him, as if he drew on the power of the goddess.
The creature, the entity, the goddess, for how does one describe such a being,
then lifted an arm and pointed. Insects swarmed about the limb, causing it to
form, dissolve, then reform again many times over and over. It was solid, and as
smoke all at once. Real and nightmare.
Uraghadze understood. He was to leave; to get as far from there as he could.
Leaning heavily on his spear, he hurried away, looking over his shoulder often
to see if the creature would follow, but it did not. Rather, it stood
motionless, yet constantly moving, its arm outstretched in its invocation. Then,
all at once, the creature collapsed in a grand display of swarming
Fisah-eck-Shanno. But Uraghadze was safe; far from the white terror.
The hero made his way back. Down from the mighty Gathorn Mountains, back to the
empty flatness of the Frozen Wastes he walked. Though he lived, spared by the
mercy of the goddess Nechya, his heart was heavy, for he returned with no meat.
How many of his people would die without the food he was to bring? He had failed
Suddenly, as his clan came into view, there stood before him a majestic deer,
its antlers twice the size of the rack he had seen on the buck that was
Necteref. This meat would save his people, feeding them for a long time. Taking
aim, Uraghadze threw his spear with all his strength. His aim was true, and the
Tar'andus buck was felled.
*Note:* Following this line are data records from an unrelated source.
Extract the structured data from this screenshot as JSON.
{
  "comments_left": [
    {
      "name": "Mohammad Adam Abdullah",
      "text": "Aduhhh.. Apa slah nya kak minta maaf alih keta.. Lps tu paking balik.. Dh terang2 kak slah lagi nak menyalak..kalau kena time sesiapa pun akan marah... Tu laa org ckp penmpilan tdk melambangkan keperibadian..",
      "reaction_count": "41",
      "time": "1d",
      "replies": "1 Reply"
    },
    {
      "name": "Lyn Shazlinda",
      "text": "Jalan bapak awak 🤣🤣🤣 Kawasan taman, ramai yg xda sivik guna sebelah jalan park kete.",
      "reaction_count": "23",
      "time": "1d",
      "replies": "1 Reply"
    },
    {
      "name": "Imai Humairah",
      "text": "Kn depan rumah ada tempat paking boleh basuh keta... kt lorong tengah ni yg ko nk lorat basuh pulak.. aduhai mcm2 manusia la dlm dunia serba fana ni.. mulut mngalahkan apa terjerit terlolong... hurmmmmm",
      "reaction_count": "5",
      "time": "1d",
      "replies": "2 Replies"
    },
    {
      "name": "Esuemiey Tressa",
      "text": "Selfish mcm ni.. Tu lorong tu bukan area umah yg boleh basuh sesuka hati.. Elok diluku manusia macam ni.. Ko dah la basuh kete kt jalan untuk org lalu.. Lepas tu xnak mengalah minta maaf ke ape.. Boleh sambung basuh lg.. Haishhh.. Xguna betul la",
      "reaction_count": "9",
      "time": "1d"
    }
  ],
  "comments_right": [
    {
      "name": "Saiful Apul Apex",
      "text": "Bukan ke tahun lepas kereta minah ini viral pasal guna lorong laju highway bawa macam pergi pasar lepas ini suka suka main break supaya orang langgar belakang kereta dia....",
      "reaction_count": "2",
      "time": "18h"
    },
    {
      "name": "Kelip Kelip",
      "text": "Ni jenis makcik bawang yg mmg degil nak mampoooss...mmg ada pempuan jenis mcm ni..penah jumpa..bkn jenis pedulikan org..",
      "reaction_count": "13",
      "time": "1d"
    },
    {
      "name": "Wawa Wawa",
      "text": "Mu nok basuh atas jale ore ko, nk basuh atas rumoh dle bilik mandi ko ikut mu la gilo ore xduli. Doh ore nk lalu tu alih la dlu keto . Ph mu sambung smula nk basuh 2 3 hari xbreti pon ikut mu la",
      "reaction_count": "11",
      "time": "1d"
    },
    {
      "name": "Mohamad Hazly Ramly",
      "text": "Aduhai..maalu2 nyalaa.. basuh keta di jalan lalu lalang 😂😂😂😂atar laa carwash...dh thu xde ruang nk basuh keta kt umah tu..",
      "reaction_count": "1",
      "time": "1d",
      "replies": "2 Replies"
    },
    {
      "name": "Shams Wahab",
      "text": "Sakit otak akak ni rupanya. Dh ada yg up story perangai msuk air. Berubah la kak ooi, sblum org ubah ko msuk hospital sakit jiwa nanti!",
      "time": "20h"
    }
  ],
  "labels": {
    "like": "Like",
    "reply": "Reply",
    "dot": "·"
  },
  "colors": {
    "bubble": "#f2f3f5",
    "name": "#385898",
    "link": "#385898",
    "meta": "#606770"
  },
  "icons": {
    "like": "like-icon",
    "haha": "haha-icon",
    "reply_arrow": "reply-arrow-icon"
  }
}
As he picked up the carcass and threw it over his shoulders to carry home, he
looked to the sky, and gave his thanks to the great mother, Nechya.